*** Opening Available data ***
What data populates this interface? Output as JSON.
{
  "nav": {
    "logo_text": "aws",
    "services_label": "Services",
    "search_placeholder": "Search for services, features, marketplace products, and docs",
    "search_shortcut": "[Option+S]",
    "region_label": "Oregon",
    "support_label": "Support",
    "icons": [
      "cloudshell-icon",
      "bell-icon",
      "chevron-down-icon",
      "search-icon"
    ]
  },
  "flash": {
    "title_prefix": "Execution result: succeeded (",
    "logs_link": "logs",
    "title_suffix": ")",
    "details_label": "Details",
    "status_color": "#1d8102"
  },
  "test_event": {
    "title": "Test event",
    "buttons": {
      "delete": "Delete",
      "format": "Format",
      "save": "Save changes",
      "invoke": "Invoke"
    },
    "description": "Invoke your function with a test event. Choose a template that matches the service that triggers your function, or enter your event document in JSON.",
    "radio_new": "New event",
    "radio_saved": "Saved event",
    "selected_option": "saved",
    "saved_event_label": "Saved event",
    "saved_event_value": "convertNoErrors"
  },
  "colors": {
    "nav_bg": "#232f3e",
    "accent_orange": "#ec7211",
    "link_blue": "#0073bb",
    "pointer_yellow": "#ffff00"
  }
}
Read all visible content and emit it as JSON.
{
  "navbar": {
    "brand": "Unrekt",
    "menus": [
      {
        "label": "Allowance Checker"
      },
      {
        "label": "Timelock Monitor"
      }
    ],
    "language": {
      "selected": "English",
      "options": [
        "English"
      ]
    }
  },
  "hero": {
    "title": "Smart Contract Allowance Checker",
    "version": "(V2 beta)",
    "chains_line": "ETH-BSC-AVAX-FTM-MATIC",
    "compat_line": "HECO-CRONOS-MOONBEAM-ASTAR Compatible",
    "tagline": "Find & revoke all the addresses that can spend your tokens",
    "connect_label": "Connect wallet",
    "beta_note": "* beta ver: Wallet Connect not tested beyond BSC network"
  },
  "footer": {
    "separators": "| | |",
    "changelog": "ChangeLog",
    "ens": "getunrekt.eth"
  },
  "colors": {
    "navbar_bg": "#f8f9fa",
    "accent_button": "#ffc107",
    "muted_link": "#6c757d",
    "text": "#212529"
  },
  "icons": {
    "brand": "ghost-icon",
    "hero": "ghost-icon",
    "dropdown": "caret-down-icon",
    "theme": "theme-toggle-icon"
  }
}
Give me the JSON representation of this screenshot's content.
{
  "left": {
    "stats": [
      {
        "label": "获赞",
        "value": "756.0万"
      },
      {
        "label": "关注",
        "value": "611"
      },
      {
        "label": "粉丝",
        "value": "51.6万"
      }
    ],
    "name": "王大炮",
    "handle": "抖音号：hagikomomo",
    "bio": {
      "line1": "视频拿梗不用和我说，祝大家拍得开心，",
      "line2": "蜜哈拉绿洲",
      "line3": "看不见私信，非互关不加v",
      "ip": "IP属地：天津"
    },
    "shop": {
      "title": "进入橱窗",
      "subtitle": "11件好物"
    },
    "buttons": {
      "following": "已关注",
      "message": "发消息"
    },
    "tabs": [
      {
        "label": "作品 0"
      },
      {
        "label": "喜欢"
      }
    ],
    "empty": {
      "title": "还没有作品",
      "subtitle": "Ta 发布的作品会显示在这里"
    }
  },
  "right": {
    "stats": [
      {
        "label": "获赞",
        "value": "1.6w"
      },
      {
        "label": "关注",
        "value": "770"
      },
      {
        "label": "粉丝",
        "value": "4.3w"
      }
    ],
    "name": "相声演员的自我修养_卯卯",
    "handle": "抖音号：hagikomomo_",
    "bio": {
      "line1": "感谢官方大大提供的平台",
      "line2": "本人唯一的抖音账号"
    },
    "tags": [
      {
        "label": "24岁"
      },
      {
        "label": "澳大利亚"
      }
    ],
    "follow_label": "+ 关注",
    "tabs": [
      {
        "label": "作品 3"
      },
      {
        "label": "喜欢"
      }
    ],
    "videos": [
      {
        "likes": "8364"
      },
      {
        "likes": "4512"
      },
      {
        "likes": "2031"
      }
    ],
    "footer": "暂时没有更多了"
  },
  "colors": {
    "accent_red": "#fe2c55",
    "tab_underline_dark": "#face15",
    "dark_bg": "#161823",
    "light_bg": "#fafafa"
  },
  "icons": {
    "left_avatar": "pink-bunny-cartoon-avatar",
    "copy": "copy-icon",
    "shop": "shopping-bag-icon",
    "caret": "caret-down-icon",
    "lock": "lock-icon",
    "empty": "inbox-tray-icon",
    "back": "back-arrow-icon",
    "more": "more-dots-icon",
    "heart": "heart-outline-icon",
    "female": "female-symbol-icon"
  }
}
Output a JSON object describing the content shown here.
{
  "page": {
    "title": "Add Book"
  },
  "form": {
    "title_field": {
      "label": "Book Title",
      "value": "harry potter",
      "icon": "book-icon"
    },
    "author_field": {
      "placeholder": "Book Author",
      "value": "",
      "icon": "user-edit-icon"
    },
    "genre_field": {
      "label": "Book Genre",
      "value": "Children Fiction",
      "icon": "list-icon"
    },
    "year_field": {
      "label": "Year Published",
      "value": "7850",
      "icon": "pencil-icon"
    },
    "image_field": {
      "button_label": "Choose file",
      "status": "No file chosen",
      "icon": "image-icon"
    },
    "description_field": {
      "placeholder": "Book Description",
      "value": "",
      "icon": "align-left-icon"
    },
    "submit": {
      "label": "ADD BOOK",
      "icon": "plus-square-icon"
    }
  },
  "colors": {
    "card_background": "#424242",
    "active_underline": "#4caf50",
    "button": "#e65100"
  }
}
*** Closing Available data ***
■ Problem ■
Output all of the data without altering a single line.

■ Finished exercise ■
What data populates this interface? Output as JSON.
{
  "nav": {
    "logo_text": "aws",
    "services_label": "Services",
    "search_placeholder": "Search for services, features, marketplace products, and docs",
    "search_shortcut": "[Option+S]",
    "region_label": "Oregon",
    "support_label": "Support",
    "icons": [
      "cloudshell-icon",
      "bell-icon",
      "chevron-down-icon",
      "search-icon"
    ]
  },
  "flash": {
    "title_prefix": "Execution result: succeeded (",
    "logs_link": "logs",
    "title_suffix": ")",
    "details_label": "Details",
    "status_color": "#1d8102"
  },
  "test_event": {
    "title": "Test event",
    "buttons": {
      "delete": "Delete",
      "format": "Format",
      "save": "Save changes",
      "invoke": "Invoke"
    },
    "description": "Invoke your function with a test event. Choose a template that matches the service that triggers your function, or enter your event document in JSON.",
    "radio_new": "New event",
    "radio_saved": "Saved event",
    "selected_option": "saved",
    "saved_event_label": "Saved event",
    "saved_event_value": "convertNoErrors"
  },
  "colors": {
    "nav_bg": "#232f3e",
    "accent_orange": "#ec7211",
    "link_blue": "#0073bb",
    "pointer_yellow": "#ffff00"
  }
}
Read all visible content and emit it as JSON.
{
  "navbar": {
    "brand": "Unrekt",
    "menus": [
      {
        "label": "Allowance Checker"
      },
      {
        "label": "Timelock Monitor"
      }
    ],
    "language": {
      "selected": "English",
      "options": [
        "English"
      ]
    }
  },
  "hero": {
    "title": "Smart Contract Allowance Checker",
    "version": "(V2 beta)",
    "chains_line": "ETH-BSC-AVAX-FTM-MATIC",
    "compat_line": "HECO-CRONOS-MOONBEAM-ASTAR Compatible",
    "tagline": "Find & revoke all the addresses that can spend your tokens",
    "connect_label": "Connect wallet",
    "beta_note": "* beta ver: Wallet Connect not tested beyond BSC network"
  },
  "footer": {
    "separators": "| | |",
    "changelog": "ChangeLog",
    "ens": "getunrekt.eth"
  },
  "colors": {
    "navbar_bg": "#f8f9fa",
    "accent_button": "#ffc107",
    "muted_link": "#6c757d",
    "text": "#212529"
  },
  "icons": {
    "brand": "ghost-icon",
    "hero": "ghost-icon",
    "dropdown": "caret-down-icon",
    "theme": "theme-toggle-icon"
  }
}
Give me the JSON representation of this screenshot's content.
{
  "left": {
    "stats": [
      {
        "label": "获赞",
        "value": "756.0万"
      },
      {
        "label": "关注",
        "value": "611"
      },
      {
        "label": "粉丝",
        "value": "51.6万"
      }
    ],
    "name": "王大炮",
    "handle": "抖音号：hagikomomo",
    "bio": {
      "line1": "视频拿梗不用和我说，祝大家拍得开心，",
      "line2": "蜜哈拉绿洲",
      "line3": "看不见私信，非互关不加v",
      "ip": "IP属地：天津"
    },
    "shop": {
      "title": "进入橱窗",
      "subtitle": "11件好物"
    },
    "buttons": {
      "following": "已关注",
      "message": "发消息"
    },
    "tabs": [
      {
        "label": "作品 0"
      },
      {
        "label": "喜欢"
      }
    ],
    "empty": {
      "title": "还没有作品",
      "subtitle": "Ta 发布的作品会显示在这里"
    }
  },
  "right": {
    "stats": [
      {
        "label": "获赞",
        "value": "1.6w"
      },
      {
        "label": "关注",
        "value": "770"
      },
      {
        "label": "粉丝",
        "value": "4.3w"
      }
    ],
    "name": "相声演员的自我修养_卯卯",
    "handle": "抖音号：hagikomomo_",
    "bio": {
      "line1": "感谢官方大大提供的平台",
      "line2": "本人唯一的抖音账号"
    },
    "tags": [
      {
        "label": "24岁"
      },
      {
        "label": "澳大利亚"
      }
    ],
    "follow_label": "+ 关注",
    "tabs": [
      {
        "label": "作品 3"
      },
      {
        "label": "喜欢"
      }
    ],
    "videos": [
      {
        "likes": "8364"
      },
      {
        "likes": "4512"
      },
      {
        "likes": "2031"
      }
    ],
    "footer": "暂时没有更多了"
  },
  "colors": {
    "accent_red": "#fe2c55",
    "tab_underline_dark": "#face15",
    "dark_bg": "#161823",
    "light_bg": "#fafafa"
  },
  "icons": {
    "left_avatar": "pink-bunny-cartoon-avatar",
    "copy": "copy-icon",
    "shop": "shopping-bag-icon",
    "caret": "caret-down-icon",
    "lock": "lock-icon",
    "empty": "inbox-tray-icon",
    "back": "back-arrow-icon",
    "more": "more-dots-icon",
    "heart": "heart-outline-icon",
    "female": "female-symbol-icon"
  }
}
Output a JSON object describing the content shown here.
{
  "page": {
    "title": "Add Book"
  },
  "form": {
    "title_field": {
      "label": "Book Title",
      "value": "harry potter",
      "icon": "book-icon"
    },
    "author_field": {
      "placeholder": "Book Author",
      "value": "",
      "icon": "user-edit-icon"
    },
    "genre_field": {
      "label": "Book Genre",
      "value": "Children Fiction",
      "icon": "list-icon"
    },
    "year_field": {
      "label": "Year Published",
      "value": "7850",
      "icon": "pencil-icon"
    },
    "image_field": {
      "button_label": "Choose file",
      "status": "No file chosen",
      "icon": "image-icon"
    },
    "description_field": {
      "placeholder": "Book Description",
      "value": "",
      "icon": "align-left-icon"
    },
    "submit": {
      "label": "ADD BOOK",
      "icon": "plus-square-icon"
    }
  },
  "colors": {
    "card_background": "#424242",
    "active_underline": "#4caf50",
    "button": "#e65100"
  }
}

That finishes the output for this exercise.